Most likely you're visiting to check out Finer Recliner CURVE neck rests, side mount handlebar bag kits, embroidery, tail lights and other recumbent accessories.

I make neck rests mainly but not exclusively for recumbent trikes. Each is 2" thick memory foam fill on a gently curved PVC base. The covers are breathable and water-resistant. Embroidery options are nearly limitless and allow you to truly personalize this part of your trike.

If you're interested in more information about Finer Recliner accessories, pictures, prices and how to order, you can reach me at stevesussman@earthlink.net.

Thanks for visiting.

Monday, May 28, 2012

If the new rack mods work and they carry the weight of the loaded panniers without adding a supporting arm then the mod is finished.


Since I brazed the new rack parts rather than bolting things together, ‘minor’ probably isn’t the best descriptor of this little project.  What I’ve learned from doing this is that the Ortliebs were pretty clearly designed for hard shell seats and so mounting them on a recumbent with a mesh seat pretty much requires widening the rear rack so it approximately equals the width of the seat back.  If I needed any more clues, the strap that joins the front of the two panniers and goes across the seat face is barely long enough…in fact I should probably add about 6 inches to it just to make sure the Velcro has enough length to get a good grip.

The rack seems pretty strong the way it is, but if need be I can a supporting arm that attaches to the outer edge of the rack top and connects at the bottom to lower rack/frame braze-on.  And if I attach it to the rack with a Cateye clamp then the arms will fold flat against the rack top when the entire assembly is removed.

The only real change I made from my original plan was to dump the idea of using Velcro to secure the rack top to the original rack.  There was no way I could get a solid mount with the Velcro that didn’t allow the new top to move somewhat.  So I used small stainless band clamps and covered the bands with heat-shrink so they wouldn’t chew up the powdercoating.  I also put some 1” pieces of clear tubing on the original rack at the spots where I installed the band clamps so the new and old rack parts wouldn’t rub against each other.

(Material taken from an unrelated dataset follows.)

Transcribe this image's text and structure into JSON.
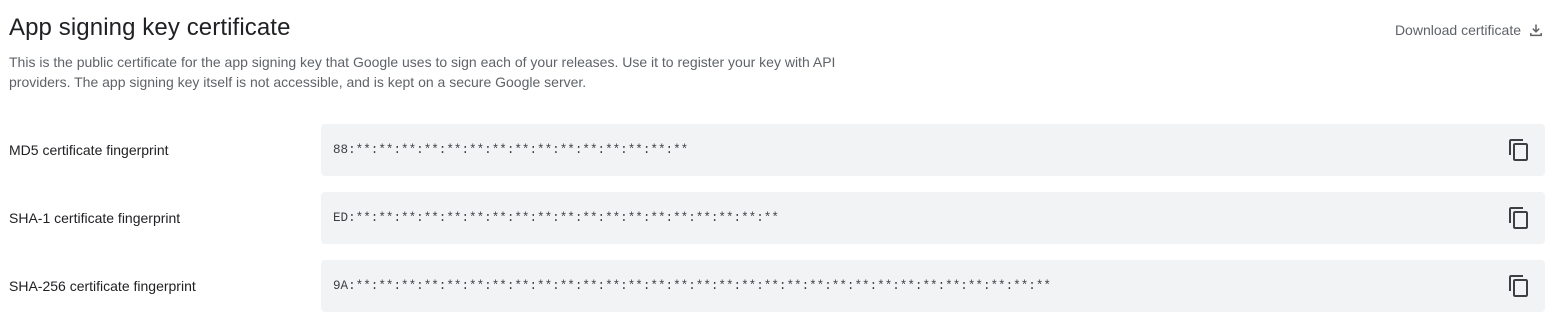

The bottom section of the new rack simply serves as a lock-down for the panniers and a way to keep them from swinging in toward the frame.  The front of that section bolts to the forward rack braze-ons, and the rear is held in place with two Velcro straps which seem to work fine.  Turns out that the space beneath the rack-top on both sides, between the panniers and the rack legs, might turn out to be convenient storage for long narrow stuff like tires, tubes and even tools. 

So now I’m just going to ride the GLO with the new panniers attached, gradually adding weight to make sure the rack top is strong enough.  

By the way, last Saturday Jim and I rode the Foothills Trail to Orting.  It was about 30 miles, and I rode the GLO for the first time with my neck rest attached.  The day's two highlights - the neck rest was absolutely perfect, and I lost my cell phone...for a change.

On to the next project.

1 comment:

  1. Steve, I have tried to get past your spam filter by completing the form but it insists that I supply a password, perhaps to my Google account, it is not clear. Not giving that out. I was to order a neck rest for my Catrike Road. I will use the standard Catrike mounting bracket. Please issue whatever incantation is required for me to send you emails. Don Bynum. dpbynum@Gmail.com